__What the task asks__.
State how many lines in the listing below include the word "JSON". Give nothing but the number.

***

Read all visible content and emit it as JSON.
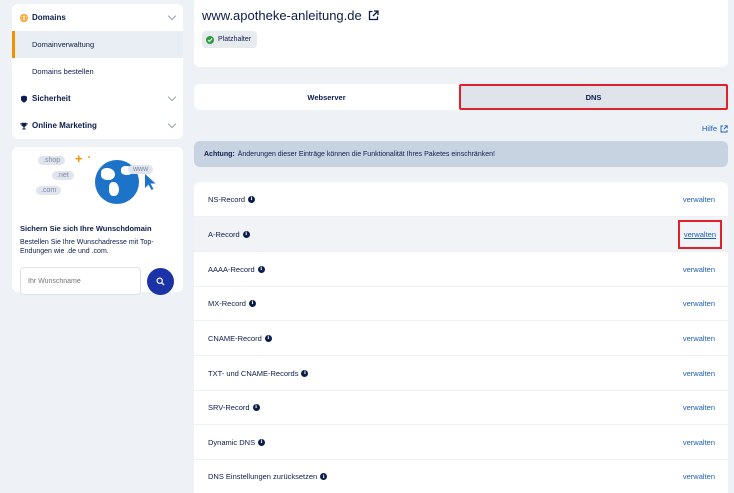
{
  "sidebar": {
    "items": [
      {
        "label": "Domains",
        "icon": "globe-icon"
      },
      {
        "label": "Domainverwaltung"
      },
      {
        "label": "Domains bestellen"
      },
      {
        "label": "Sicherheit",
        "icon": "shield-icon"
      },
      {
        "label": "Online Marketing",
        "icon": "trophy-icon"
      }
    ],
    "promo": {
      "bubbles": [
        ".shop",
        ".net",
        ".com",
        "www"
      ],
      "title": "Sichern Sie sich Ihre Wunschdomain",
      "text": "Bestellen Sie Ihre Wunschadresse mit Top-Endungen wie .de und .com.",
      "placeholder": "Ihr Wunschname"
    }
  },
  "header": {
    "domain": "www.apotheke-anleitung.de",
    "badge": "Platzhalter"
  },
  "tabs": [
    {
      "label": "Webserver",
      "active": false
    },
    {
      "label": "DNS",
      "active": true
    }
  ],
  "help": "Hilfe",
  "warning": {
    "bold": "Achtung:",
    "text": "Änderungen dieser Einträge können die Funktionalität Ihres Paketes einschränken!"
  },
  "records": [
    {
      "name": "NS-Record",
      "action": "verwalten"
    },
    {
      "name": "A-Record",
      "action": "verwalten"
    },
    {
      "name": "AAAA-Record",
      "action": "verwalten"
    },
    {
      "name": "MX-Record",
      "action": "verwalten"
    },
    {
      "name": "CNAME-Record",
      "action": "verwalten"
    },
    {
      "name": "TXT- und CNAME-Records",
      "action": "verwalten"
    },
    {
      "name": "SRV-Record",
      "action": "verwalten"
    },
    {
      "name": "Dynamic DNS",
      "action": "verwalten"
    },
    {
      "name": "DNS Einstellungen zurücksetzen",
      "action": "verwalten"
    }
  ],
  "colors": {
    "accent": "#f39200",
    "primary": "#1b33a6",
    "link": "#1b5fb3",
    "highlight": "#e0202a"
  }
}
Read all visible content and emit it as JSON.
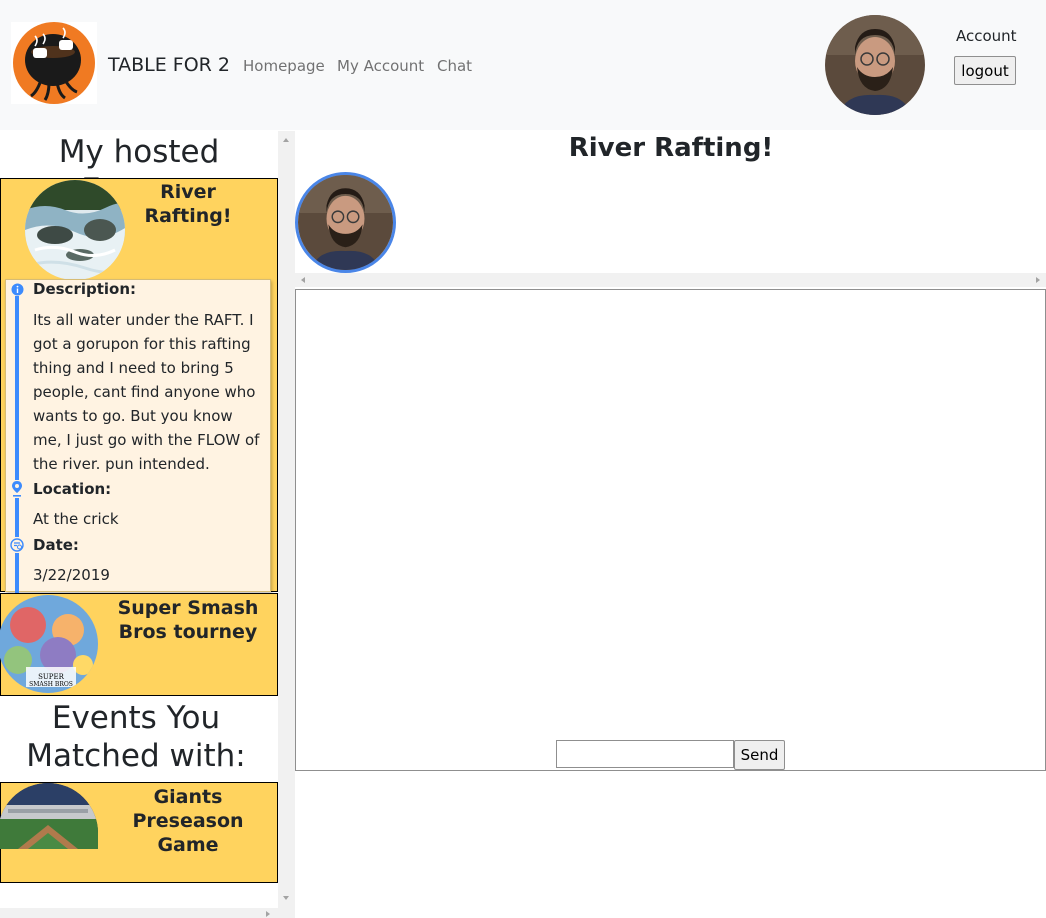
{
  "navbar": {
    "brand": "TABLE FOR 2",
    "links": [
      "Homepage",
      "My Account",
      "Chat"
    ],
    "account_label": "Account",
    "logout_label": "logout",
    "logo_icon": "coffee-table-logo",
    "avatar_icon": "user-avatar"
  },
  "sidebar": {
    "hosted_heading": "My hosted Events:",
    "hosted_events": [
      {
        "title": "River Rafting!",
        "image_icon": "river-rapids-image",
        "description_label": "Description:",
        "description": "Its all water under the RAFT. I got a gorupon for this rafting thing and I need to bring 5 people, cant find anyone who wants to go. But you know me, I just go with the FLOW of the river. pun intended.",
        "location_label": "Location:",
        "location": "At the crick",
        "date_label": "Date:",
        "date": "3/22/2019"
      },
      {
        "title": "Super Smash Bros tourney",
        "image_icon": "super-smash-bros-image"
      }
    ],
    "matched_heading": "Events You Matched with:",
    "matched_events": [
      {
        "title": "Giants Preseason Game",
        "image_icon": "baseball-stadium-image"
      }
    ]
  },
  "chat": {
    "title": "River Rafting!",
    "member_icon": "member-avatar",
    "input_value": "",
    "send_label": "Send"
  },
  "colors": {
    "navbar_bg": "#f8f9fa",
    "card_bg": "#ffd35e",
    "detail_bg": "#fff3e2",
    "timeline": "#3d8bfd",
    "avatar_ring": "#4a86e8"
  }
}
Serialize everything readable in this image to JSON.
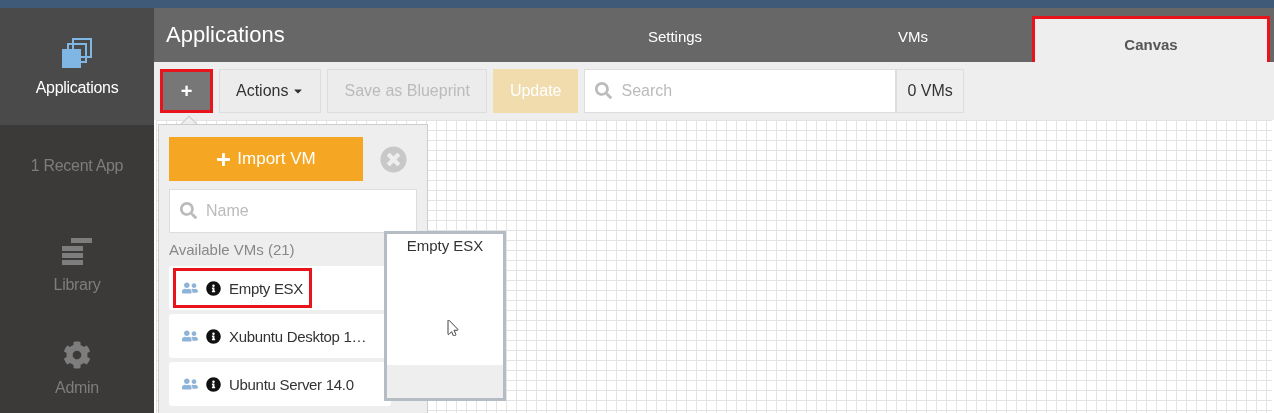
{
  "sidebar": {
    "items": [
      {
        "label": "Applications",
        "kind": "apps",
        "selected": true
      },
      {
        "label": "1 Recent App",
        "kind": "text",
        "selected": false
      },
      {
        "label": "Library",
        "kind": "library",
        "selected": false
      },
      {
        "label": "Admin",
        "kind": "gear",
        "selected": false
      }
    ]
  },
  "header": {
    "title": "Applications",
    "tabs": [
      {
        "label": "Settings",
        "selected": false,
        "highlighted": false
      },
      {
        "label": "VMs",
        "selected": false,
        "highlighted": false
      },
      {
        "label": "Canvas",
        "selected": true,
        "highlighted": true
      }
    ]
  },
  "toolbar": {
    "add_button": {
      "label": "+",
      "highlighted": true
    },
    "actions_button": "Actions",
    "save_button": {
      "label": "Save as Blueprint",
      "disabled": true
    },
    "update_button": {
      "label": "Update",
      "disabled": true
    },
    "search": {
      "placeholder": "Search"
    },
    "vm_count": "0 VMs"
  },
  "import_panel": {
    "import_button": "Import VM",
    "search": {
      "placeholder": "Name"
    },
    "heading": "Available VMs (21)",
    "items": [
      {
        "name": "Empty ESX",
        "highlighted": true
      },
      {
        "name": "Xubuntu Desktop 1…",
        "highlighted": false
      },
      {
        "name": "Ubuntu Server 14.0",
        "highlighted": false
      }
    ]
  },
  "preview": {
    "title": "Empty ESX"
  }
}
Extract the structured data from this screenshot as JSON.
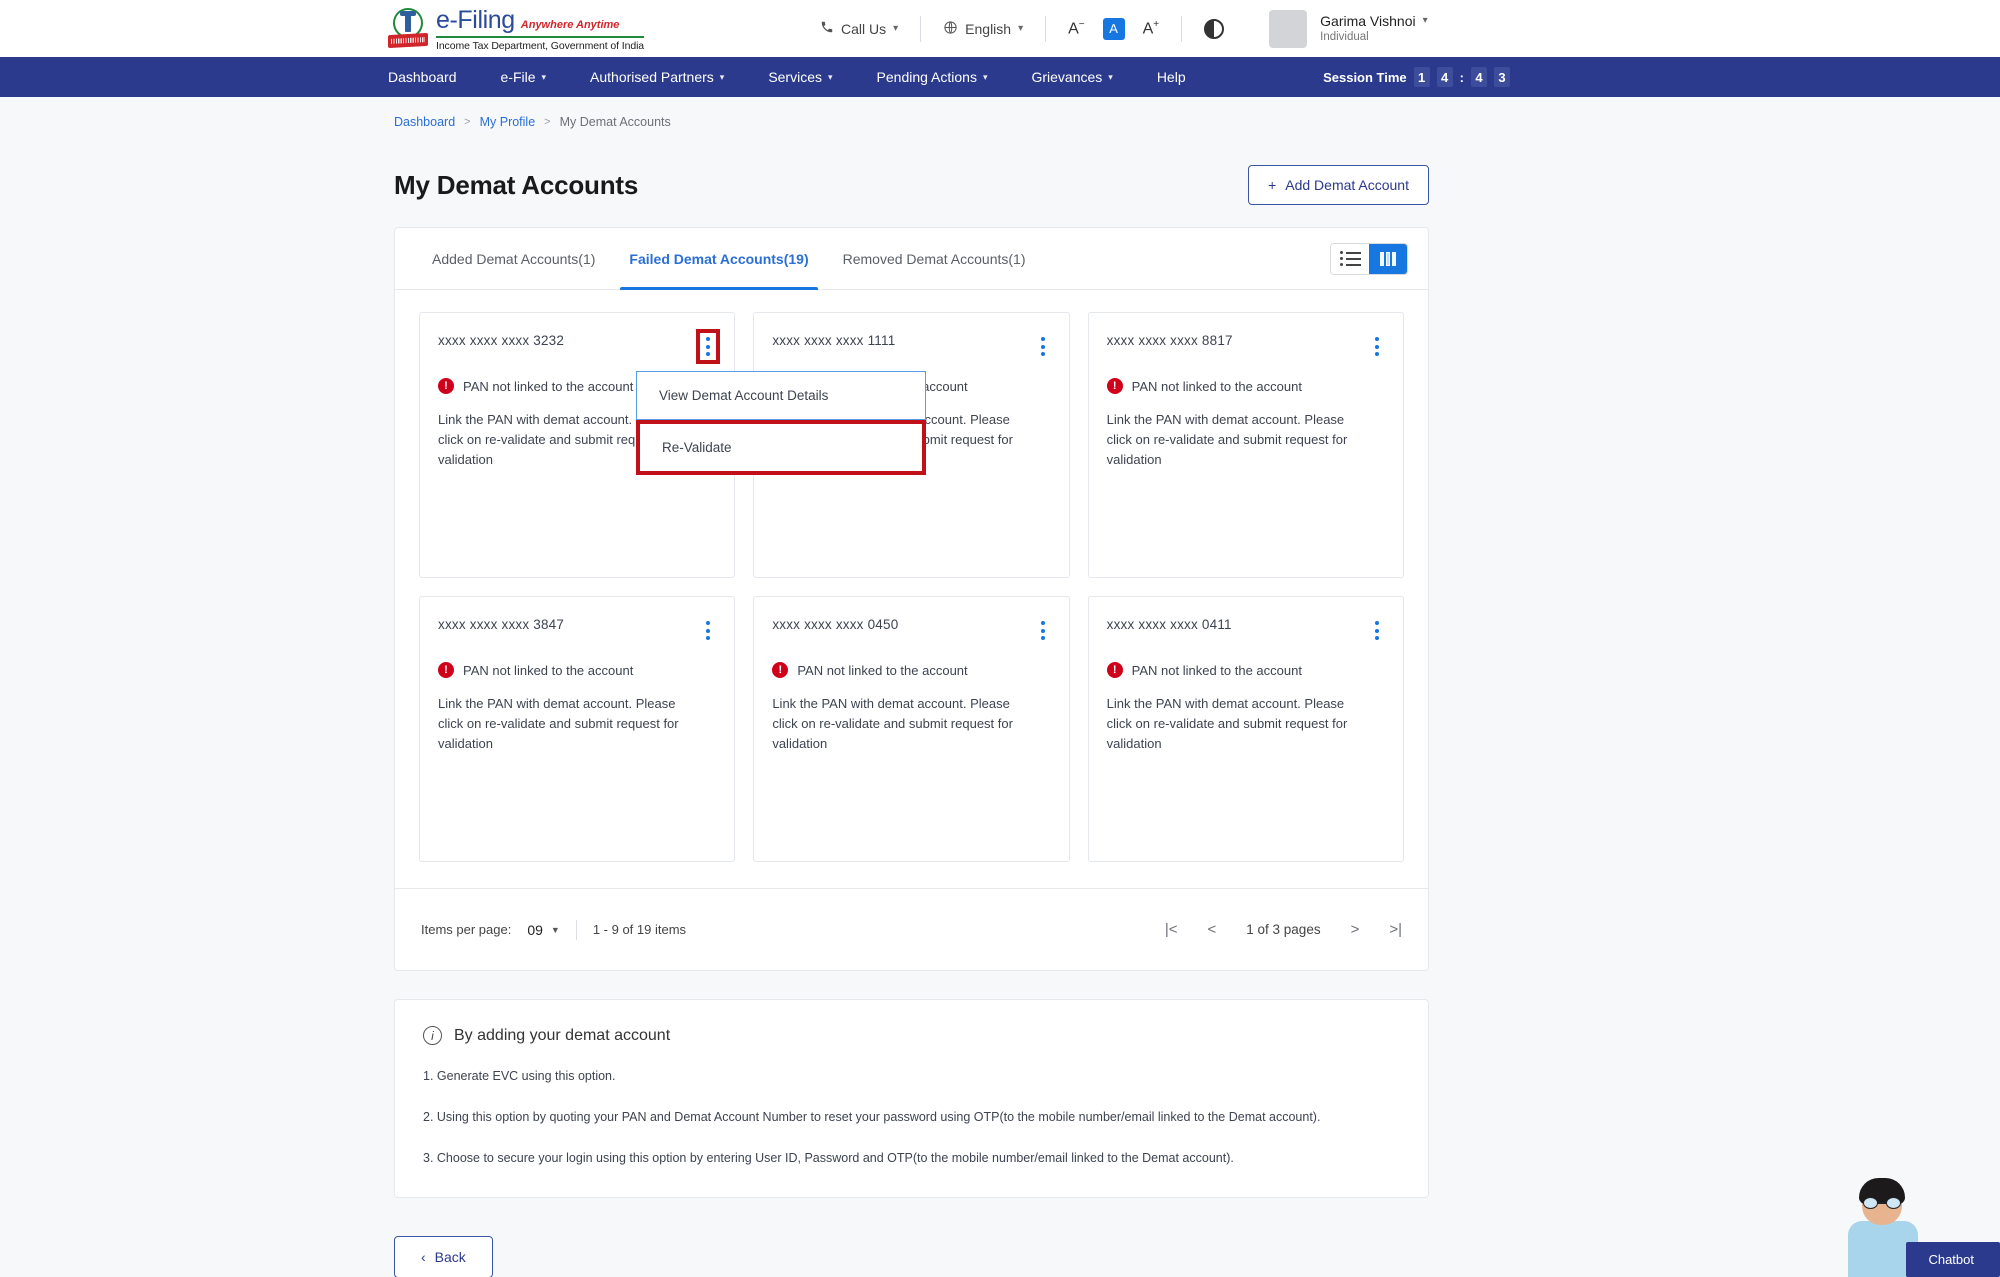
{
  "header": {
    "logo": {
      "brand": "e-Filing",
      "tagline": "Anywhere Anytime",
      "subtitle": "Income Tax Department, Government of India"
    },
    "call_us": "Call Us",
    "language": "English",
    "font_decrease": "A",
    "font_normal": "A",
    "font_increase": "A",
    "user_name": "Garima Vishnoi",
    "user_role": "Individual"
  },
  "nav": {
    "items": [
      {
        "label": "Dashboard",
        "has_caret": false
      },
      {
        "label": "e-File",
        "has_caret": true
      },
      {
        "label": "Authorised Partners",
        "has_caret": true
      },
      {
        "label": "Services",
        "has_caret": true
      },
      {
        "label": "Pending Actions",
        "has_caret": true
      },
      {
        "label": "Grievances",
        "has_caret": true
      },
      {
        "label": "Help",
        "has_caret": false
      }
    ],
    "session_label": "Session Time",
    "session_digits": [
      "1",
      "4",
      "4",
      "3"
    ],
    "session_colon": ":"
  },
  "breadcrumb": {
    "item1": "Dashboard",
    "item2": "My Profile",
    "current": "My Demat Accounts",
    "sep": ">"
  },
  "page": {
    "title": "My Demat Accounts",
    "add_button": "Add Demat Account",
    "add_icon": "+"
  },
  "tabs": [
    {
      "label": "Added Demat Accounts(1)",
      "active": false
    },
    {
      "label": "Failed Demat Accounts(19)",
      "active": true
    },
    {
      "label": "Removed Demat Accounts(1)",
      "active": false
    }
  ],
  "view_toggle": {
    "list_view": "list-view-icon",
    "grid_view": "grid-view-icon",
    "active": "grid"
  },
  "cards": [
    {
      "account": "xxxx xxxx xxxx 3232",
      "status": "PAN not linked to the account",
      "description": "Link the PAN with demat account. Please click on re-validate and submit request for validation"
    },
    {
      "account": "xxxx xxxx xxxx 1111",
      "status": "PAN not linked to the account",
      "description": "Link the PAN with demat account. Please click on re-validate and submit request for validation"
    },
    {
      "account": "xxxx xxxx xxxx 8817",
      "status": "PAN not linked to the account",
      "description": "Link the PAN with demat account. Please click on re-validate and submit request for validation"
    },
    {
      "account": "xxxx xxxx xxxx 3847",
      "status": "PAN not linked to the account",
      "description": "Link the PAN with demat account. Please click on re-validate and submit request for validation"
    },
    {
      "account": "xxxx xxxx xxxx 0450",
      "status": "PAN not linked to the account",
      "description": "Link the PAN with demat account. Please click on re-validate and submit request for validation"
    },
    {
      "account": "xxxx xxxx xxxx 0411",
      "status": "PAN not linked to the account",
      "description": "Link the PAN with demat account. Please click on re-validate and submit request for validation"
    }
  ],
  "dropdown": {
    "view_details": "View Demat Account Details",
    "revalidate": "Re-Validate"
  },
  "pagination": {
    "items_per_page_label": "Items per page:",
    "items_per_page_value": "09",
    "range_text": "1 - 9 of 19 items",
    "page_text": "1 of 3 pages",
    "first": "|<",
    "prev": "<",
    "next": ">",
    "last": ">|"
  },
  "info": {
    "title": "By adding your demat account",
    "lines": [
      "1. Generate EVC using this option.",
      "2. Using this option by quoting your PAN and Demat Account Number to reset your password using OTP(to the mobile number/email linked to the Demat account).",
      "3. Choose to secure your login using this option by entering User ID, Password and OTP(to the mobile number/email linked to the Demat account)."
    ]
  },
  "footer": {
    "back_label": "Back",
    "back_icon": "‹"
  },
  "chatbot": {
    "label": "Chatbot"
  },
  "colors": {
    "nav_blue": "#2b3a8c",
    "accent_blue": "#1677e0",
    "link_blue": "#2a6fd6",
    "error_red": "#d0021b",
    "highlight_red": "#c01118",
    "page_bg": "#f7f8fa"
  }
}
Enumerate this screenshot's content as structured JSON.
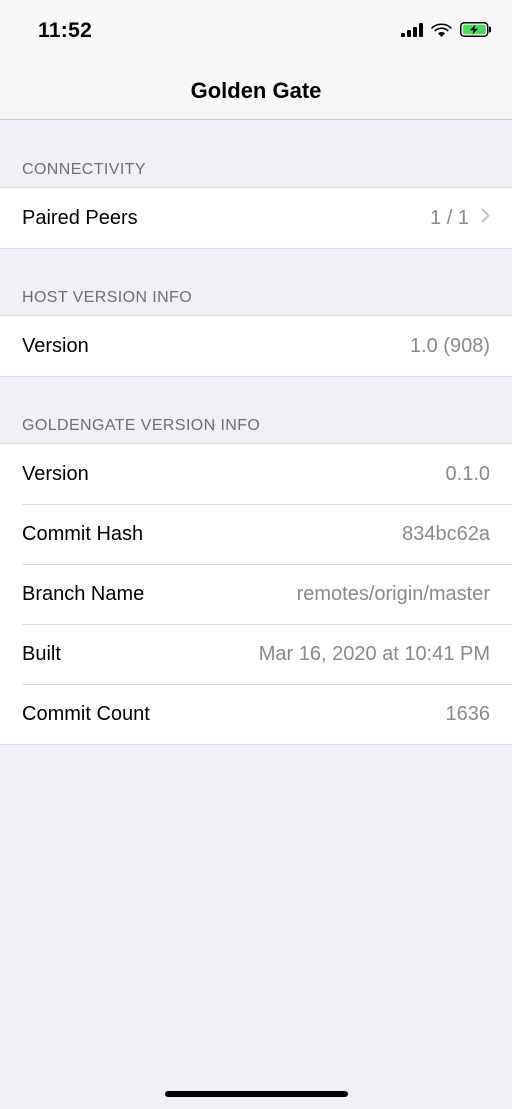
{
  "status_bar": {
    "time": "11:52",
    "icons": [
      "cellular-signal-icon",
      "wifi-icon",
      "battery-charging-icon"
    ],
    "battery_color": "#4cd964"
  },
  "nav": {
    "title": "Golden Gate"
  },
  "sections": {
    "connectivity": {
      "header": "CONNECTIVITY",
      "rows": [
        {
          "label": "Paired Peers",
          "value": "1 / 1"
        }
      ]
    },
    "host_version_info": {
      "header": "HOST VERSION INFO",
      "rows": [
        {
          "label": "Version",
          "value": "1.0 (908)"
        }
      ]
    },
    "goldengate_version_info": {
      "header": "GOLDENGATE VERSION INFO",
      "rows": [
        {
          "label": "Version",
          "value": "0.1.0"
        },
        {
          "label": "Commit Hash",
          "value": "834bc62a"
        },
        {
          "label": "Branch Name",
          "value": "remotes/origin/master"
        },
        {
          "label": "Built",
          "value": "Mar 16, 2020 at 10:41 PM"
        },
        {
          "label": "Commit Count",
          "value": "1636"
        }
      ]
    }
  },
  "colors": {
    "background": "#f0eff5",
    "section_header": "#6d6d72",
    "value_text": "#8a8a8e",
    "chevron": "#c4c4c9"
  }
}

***

__Task output__.
5